Unfortunately, acquiring a competent backup isn’t as easy as it might sound. If a catcher can hit, chances are he’ll find a starting gig somewhere, or else find a team with a weak incumbent he can supplant with a quality performance. The only way, then, for a team with a starter like Posada to acquire a viable backup is via trade. We did see one such trade this off-season, when the Indians traded Kelly Shoppach to the Rays after he realized a drop-off from his 2008 numbers. So why didn’t the Yankees make a more aggressive play for Shoppach, knowing that he could probably fill the starting role more capably than Cervelli?

Catchers like Shoppach, even after a down year, don’t come cheap. If the Yankees wanted to acquire him, and assume the risk that he won’t recover to his 2008 form, they’d have to sacrifice a player or players on the farm. While teams can benefit from trading prospects for veterans, such deals have to come in the right situation. The Yankees only have so many farmhands they can trade to fill holes on the major league roster, and acquiring a backup catcher just isn’t that high on the priority list. Perhaps it moved a bit higher this year because of the risks Posada poses, but not high enough to sacrifice someone like, say Zach McAllister or Ivan Nova.

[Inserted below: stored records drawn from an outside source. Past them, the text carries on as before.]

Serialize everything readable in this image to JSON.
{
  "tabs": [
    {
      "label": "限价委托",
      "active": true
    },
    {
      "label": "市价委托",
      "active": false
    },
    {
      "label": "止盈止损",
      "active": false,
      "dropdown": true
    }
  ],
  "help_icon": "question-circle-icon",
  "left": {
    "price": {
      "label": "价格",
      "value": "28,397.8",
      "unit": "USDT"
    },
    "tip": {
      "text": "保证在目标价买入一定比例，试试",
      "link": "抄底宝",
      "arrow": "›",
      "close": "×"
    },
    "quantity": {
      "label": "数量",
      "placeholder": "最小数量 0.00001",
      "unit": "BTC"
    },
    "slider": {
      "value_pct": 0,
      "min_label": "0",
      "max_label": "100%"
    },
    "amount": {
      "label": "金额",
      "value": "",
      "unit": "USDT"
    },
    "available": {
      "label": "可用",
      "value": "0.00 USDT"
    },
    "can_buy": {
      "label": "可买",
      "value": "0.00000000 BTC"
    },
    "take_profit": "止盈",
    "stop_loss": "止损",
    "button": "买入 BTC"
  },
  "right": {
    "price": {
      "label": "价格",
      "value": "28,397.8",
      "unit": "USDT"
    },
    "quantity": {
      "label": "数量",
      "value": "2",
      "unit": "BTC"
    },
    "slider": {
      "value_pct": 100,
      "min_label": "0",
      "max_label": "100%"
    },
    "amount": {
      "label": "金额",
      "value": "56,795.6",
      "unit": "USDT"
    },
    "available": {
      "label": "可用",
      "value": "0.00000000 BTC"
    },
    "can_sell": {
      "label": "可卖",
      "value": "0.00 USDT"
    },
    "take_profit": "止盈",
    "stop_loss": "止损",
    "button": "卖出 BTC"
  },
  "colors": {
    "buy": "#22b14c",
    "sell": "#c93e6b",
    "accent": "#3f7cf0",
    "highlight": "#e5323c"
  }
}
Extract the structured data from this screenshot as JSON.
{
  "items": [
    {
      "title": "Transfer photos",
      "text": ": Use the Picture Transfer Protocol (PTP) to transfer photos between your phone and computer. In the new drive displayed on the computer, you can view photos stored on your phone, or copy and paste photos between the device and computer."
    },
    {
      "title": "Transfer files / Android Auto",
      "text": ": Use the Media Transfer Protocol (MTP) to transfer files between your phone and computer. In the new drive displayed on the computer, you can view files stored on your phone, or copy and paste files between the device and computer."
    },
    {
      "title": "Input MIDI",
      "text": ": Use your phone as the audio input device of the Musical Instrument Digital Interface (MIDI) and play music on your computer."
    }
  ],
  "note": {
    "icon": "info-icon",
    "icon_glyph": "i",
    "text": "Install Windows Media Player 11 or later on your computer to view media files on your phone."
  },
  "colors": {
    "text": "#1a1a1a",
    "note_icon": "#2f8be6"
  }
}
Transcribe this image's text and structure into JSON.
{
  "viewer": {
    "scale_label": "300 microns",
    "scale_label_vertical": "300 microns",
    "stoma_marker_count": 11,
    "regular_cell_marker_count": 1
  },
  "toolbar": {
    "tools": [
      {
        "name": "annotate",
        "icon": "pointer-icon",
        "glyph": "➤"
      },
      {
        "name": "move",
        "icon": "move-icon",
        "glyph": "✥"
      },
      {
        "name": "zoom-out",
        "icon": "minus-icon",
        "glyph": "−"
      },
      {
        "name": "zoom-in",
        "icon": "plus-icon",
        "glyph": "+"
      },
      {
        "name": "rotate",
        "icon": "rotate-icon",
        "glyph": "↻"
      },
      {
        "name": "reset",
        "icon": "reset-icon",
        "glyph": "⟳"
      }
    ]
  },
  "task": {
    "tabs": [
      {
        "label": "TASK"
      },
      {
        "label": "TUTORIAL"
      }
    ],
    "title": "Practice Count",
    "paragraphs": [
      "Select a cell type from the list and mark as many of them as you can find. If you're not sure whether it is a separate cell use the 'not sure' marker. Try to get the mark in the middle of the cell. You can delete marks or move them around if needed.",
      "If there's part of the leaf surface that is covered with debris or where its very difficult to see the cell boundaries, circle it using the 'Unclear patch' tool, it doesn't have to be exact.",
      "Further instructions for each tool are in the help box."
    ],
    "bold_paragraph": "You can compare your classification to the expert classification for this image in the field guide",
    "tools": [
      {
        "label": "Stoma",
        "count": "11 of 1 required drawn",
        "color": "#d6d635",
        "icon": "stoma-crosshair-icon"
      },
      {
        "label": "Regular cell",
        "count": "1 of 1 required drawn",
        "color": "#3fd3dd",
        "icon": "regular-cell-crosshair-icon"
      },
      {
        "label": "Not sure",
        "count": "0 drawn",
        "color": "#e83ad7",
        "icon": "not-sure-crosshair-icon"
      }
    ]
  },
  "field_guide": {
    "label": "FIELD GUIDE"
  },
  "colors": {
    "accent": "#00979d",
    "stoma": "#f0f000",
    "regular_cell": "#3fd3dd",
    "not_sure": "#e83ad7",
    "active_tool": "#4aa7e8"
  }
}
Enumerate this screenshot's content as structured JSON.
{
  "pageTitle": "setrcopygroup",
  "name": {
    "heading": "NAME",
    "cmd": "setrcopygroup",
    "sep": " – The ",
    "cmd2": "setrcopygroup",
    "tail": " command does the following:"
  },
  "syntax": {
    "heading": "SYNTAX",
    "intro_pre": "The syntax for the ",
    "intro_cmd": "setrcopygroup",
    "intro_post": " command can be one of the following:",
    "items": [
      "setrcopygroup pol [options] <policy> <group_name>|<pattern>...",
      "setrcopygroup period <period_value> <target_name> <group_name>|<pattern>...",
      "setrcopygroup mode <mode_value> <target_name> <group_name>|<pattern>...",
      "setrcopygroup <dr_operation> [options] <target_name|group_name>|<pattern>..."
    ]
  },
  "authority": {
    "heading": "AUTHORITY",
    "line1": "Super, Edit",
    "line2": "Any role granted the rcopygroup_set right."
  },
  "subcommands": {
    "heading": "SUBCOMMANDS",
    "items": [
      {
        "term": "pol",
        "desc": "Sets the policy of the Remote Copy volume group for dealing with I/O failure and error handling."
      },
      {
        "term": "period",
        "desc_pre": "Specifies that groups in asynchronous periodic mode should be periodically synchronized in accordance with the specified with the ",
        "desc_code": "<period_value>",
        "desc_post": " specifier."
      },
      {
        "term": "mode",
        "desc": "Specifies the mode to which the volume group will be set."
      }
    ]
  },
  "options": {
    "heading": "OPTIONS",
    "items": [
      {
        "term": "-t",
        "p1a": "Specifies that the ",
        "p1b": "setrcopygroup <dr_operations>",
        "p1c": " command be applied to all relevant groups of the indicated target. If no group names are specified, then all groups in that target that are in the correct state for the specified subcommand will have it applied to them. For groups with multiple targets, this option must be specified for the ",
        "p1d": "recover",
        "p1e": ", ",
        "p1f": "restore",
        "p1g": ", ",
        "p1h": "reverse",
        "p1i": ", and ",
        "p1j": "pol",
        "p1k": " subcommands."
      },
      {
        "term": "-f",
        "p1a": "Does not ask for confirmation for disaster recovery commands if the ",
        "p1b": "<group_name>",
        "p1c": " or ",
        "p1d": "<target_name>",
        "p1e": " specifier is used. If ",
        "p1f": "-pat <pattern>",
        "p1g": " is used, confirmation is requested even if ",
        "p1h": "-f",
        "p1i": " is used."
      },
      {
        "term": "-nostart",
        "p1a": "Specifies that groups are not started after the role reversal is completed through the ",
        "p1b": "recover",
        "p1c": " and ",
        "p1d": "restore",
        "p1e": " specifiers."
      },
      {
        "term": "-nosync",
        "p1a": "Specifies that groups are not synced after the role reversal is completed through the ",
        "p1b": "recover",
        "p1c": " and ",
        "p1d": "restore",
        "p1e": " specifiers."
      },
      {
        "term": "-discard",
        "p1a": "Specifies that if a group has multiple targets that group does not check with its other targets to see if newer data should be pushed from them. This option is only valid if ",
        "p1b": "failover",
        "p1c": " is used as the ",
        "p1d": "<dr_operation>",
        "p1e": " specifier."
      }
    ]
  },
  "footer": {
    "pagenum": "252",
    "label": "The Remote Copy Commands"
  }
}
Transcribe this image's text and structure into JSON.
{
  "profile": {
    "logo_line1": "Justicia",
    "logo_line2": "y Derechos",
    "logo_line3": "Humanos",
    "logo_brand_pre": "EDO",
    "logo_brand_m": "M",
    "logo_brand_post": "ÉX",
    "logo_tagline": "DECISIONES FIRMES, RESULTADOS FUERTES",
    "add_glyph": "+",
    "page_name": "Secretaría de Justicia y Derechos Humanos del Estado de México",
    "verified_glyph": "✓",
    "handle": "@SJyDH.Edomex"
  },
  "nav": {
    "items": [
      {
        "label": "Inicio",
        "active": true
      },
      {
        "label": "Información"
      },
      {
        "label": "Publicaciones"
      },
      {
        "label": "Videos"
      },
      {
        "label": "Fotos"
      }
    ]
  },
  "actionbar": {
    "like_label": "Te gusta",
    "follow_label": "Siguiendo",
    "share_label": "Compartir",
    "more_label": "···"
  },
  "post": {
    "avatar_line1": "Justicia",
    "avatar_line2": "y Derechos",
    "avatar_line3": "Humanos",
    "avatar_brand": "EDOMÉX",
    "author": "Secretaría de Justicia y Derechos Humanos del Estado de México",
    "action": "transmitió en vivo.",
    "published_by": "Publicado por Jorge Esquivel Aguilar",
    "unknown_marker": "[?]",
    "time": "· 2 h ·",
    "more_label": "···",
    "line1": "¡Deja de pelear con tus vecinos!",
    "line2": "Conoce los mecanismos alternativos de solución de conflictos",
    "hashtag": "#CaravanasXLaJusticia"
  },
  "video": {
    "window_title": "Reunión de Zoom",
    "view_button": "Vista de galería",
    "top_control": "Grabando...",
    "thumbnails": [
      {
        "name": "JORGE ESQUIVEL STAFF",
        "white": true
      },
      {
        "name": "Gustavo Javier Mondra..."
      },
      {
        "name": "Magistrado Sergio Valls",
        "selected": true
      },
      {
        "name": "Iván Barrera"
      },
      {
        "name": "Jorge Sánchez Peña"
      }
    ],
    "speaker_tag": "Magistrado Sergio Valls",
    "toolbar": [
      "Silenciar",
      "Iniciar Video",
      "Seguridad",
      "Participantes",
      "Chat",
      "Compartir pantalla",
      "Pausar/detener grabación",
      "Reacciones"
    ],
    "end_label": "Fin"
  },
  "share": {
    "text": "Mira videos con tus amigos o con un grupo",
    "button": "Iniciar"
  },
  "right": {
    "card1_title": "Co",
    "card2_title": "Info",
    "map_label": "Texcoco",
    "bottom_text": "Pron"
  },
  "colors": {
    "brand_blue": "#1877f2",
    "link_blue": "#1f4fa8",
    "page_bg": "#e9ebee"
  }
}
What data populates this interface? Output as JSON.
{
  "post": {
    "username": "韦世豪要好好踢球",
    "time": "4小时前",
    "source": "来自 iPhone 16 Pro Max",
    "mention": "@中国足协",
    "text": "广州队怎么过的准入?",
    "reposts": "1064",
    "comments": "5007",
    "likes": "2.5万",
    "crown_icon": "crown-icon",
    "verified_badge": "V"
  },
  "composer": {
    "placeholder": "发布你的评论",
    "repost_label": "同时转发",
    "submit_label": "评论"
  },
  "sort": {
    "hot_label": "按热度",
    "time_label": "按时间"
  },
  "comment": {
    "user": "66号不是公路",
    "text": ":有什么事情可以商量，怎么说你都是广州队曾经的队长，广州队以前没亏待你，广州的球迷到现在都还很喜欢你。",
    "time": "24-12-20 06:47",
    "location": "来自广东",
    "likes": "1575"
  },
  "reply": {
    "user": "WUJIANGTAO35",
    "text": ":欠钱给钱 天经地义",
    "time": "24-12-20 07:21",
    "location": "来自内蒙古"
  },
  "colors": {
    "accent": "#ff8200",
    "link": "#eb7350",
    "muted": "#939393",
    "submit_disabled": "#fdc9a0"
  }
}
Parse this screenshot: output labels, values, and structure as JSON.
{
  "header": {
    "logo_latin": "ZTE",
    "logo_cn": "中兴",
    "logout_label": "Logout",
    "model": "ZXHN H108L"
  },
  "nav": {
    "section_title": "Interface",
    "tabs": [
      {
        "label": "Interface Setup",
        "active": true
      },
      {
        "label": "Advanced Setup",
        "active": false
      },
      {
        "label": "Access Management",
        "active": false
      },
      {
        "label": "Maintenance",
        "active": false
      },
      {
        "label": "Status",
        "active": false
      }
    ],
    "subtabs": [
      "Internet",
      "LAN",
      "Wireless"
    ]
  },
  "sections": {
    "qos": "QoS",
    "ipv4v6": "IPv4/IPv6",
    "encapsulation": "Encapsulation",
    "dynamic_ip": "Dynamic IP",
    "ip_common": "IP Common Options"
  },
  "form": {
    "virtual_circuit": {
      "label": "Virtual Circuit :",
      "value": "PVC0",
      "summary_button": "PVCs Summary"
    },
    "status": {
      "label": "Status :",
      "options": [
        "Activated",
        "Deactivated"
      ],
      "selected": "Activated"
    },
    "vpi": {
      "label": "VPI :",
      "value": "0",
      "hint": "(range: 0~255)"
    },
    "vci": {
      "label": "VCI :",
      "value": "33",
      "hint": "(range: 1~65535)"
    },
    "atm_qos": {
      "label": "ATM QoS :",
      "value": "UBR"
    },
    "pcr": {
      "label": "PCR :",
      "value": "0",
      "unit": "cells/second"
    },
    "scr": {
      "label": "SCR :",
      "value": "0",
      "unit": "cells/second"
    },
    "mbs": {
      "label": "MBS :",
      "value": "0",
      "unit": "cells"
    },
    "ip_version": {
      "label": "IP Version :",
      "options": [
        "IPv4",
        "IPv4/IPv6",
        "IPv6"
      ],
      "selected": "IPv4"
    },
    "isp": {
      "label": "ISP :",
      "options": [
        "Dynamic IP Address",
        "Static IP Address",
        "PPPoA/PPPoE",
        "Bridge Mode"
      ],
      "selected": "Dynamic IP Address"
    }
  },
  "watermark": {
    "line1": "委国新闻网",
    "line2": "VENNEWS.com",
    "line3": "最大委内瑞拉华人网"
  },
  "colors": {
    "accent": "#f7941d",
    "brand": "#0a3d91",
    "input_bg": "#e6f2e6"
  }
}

While having a more reliable backup catcher would have been nice, the upgrade wasn’t worth the acquisition cost. If Posada’s performance declines or he gets hurt the Yankees will suffer a bit with Cervelli behind the plate, but it’s not a total loss. While he’ll never be Posada with the bat, Cervelli looks like a very good defensive catcher. That will close the performance gap between the two. For now, the Yankees will have to rely on Posada to catch another 100, 110 games. With their minor league catchers moving up the ranks, it might be the last year they need him to take on that workload.